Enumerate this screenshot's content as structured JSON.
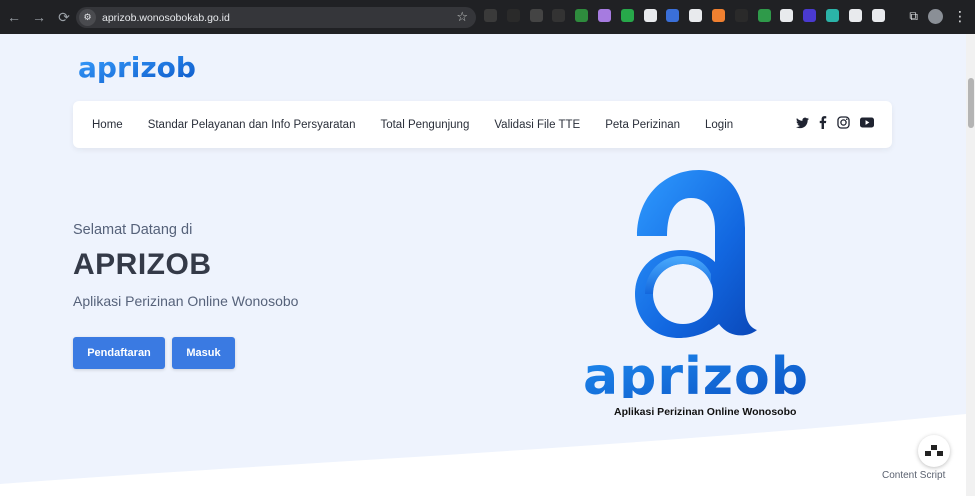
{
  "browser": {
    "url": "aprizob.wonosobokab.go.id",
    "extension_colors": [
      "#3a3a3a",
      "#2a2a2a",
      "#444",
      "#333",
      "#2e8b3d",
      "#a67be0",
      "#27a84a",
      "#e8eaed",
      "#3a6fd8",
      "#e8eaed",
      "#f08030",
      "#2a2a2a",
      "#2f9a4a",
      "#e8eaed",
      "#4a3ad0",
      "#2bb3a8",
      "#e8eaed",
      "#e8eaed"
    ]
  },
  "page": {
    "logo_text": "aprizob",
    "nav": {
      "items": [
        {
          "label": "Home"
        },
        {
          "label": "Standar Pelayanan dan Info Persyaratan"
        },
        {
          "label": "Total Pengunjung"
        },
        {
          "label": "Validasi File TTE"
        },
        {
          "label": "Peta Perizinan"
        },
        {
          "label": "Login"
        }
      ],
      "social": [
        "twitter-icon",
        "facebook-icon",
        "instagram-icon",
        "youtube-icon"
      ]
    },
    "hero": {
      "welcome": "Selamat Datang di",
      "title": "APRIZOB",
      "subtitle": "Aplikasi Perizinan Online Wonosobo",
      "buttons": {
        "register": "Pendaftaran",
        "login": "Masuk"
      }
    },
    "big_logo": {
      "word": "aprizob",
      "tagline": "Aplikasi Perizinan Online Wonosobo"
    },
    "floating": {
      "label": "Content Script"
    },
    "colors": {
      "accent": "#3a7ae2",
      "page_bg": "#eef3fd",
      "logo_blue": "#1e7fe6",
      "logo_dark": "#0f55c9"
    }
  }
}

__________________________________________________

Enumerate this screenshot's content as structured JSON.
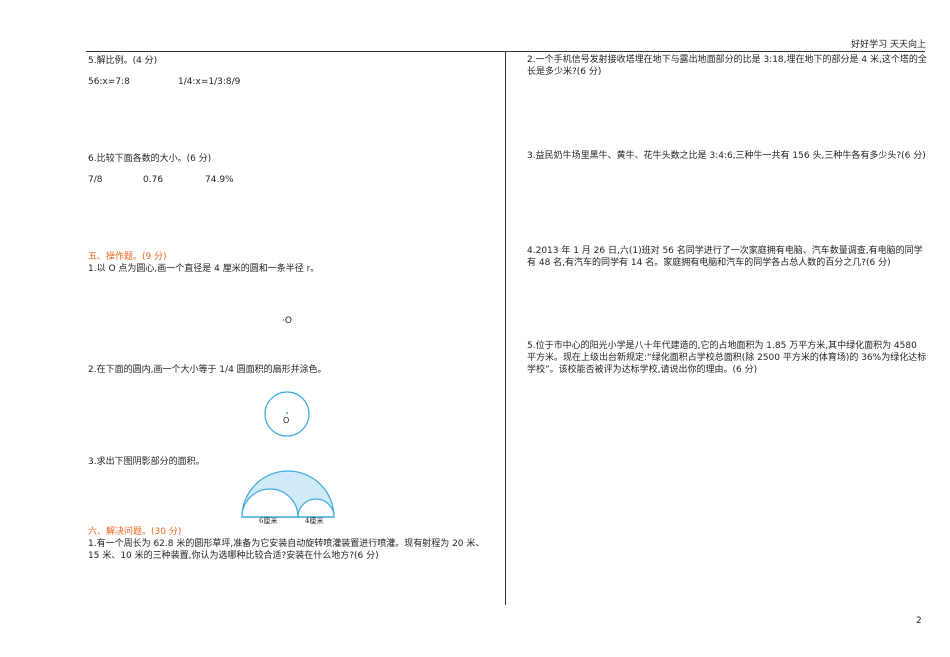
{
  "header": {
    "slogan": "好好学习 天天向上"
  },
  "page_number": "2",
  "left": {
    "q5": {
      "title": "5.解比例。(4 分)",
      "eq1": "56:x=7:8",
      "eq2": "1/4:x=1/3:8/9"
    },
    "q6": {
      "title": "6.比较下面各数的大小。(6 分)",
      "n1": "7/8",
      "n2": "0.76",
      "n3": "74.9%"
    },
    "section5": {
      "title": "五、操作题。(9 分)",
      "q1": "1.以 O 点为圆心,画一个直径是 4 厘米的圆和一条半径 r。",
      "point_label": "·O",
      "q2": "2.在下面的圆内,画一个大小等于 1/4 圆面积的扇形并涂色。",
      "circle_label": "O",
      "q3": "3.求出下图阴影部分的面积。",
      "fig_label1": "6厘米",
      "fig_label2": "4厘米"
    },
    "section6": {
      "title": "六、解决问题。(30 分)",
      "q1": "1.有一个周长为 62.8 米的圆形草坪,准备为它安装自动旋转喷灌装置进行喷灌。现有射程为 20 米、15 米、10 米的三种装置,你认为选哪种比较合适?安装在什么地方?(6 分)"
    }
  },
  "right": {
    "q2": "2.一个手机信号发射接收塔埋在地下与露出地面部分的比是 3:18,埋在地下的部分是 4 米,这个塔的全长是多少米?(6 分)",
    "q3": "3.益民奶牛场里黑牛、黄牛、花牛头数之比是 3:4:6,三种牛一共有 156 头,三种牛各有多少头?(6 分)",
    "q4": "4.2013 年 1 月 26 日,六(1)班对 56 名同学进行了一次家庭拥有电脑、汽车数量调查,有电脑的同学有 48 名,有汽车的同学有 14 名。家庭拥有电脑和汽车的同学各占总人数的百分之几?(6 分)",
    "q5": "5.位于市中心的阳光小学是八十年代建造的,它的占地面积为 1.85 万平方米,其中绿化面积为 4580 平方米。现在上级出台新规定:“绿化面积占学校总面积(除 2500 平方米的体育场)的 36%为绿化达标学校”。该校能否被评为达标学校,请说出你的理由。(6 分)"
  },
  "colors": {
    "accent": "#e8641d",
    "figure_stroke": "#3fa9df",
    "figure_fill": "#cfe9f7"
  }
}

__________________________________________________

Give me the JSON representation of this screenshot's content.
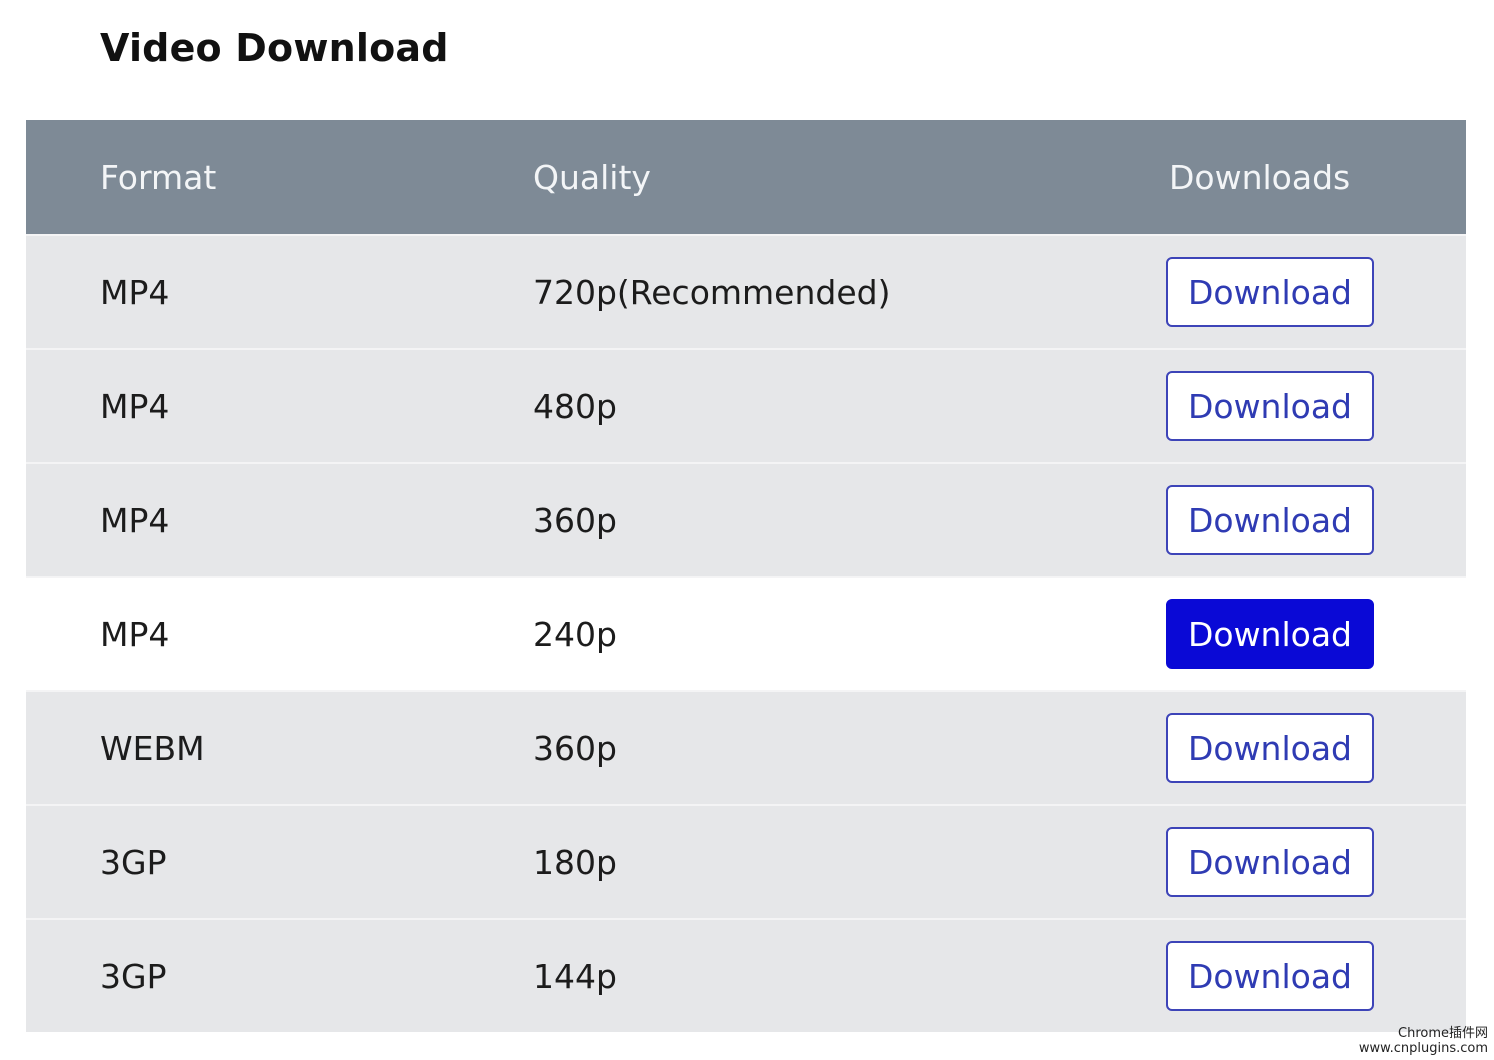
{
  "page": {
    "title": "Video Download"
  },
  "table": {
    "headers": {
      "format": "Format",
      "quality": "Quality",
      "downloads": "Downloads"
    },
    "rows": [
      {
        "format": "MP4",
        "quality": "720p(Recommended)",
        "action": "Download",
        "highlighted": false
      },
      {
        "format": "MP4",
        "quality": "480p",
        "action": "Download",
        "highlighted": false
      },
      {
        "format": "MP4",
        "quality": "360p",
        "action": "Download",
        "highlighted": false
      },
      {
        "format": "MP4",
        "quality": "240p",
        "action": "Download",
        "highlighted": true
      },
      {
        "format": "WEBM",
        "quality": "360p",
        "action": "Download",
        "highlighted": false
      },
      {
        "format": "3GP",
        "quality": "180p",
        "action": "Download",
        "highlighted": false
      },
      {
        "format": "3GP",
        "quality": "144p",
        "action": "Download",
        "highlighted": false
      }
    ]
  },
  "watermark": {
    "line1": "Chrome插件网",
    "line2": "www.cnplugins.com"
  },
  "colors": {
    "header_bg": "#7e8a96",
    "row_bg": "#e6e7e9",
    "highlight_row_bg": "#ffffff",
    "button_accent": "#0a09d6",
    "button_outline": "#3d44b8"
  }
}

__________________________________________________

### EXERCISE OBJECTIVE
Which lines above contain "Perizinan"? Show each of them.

### SOLUTION
          "label": "Peta Perizinan"
      "subtitle": "Aplikasi Perizinan Online Wonosobo",
      "tagline": "Aplikasi Perizinan Online Wonosobo"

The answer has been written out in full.